BLOOMBERG – For the past two decades, I’ve been clinging to my beloved Nintendo 64. What could ever match the video game console’s audacity of design and nostalgic allure, from its spaceship-like controller to the timeless art of its games? (Wayne Gretzky’s 3D Hockey is the most underrated sports title of all time. Fight me.) Yet, for whatever reason, in the last year alone, I have suddenly found myself overwhelmed with a variety of contemporary gaming platforms, which now clutter my apartment like a freshman dorm room.
The breadth of choices in gaming stands in stark contrast to other areas of technology. Android or iPhone? Facebook or Snapchat? Google or, um, Google? For many categories of consumer electronics, the titans of Silicon Valley churn out indistinguishable products, while the video game industry represents the rare corner of the business not entirely hampered by hegemony.

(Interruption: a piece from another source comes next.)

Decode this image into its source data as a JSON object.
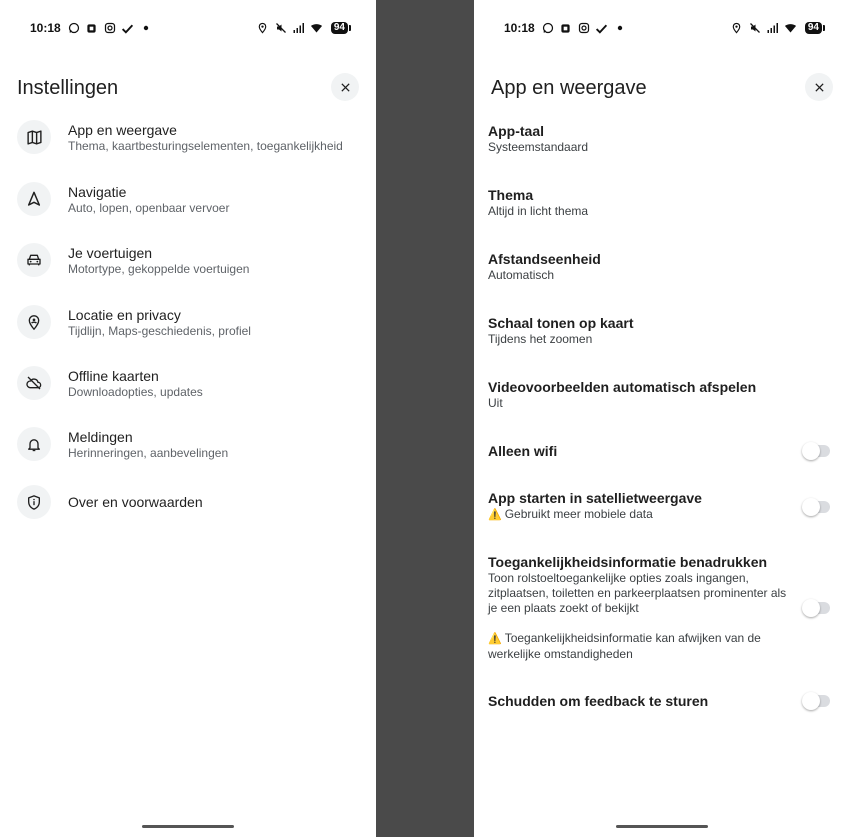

There’s been a “renaissance” in gaming over the last decade or so, says Lewis Ward, an analyst at market research firm IDC. Propelled by more than two billion consumers worldwide, the market has become so diverse that Ward has had to develop an ever-growing “taxonomy” of competitors.
Beyond core consoles from Sony, Microsoft and Nintendo, there’s the smartphone, tablet, and streaming-based hardware from the likes of Google and Roku.
There’s been a huge push into cloud-based games from Tencent Holdings and Nvidia that can be streamed over the internet.
Samsung Electronics, HTC Corp, Lenovo Group, Sony and Facebook are investing heavily in virtual reality. PC games continue to thrive, and there are fascinating new upstarts such as Panic’s Playdate.
It still takes a lot of money to compete. Video games are expected to generate USD174 billion this year, according to IDC.
Nintendo has watched its fortunes rise and fall and rise again between each new risky release.
The Switch, with its mobile-inspired hardware, almost whimsical user experience and embrace of indie developers, has proven such a radical, and prosperous, departure from the Xbox and PlayStation.
That kind of appetite for risk doesn’t exist in phones or search engines, where it’s futile to even try to compete. For now, we’re stuck with bland rectangles and, um, Google.